> [Action item]
Identify and pull out each line of the entries in which "xxxxx" occurs.

> [Source data]
"""

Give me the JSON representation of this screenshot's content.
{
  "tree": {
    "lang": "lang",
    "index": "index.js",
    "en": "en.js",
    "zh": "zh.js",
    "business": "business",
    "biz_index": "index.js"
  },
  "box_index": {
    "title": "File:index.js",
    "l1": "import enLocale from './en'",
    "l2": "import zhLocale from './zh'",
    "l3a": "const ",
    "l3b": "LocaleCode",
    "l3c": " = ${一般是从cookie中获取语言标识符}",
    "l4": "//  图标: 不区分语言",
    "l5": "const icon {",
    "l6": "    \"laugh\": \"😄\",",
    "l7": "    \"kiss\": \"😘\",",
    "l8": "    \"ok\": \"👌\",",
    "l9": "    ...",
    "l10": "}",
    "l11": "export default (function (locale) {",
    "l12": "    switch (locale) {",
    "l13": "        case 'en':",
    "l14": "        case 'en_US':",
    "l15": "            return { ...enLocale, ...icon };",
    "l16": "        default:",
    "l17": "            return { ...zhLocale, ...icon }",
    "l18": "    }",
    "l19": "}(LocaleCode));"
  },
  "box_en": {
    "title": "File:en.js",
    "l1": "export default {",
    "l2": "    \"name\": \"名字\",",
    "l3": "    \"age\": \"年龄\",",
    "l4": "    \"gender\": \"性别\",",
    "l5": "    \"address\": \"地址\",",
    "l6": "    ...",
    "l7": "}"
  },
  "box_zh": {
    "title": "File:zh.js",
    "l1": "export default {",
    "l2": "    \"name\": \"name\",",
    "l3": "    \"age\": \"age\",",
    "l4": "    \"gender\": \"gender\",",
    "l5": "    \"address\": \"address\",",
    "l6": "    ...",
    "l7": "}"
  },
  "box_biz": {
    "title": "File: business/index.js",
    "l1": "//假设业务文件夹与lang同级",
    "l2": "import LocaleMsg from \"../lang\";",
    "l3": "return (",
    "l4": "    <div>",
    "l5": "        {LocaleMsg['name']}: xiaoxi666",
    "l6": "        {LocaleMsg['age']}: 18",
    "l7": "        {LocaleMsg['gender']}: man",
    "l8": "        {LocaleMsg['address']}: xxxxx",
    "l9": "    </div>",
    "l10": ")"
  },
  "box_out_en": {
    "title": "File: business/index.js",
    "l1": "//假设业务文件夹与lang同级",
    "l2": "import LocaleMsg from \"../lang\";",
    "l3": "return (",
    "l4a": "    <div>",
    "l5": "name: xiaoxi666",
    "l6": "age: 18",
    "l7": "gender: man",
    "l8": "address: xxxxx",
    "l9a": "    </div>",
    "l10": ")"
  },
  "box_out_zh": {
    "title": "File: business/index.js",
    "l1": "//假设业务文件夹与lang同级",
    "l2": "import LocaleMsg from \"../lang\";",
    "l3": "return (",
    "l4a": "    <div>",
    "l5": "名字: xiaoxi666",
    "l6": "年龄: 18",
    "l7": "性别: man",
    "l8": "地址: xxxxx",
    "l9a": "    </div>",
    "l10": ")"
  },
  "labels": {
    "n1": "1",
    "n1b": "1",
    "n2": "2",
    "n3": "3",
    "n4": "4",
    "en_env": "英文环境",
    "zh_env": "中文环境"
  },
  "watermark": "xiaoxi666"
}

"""

> [Solution for this exercise]
    "l8": "        {LocaleMsg['address']}: xxxxx",
    "l8": "address: xxxxx",
    "l8": "地址: xxxxx",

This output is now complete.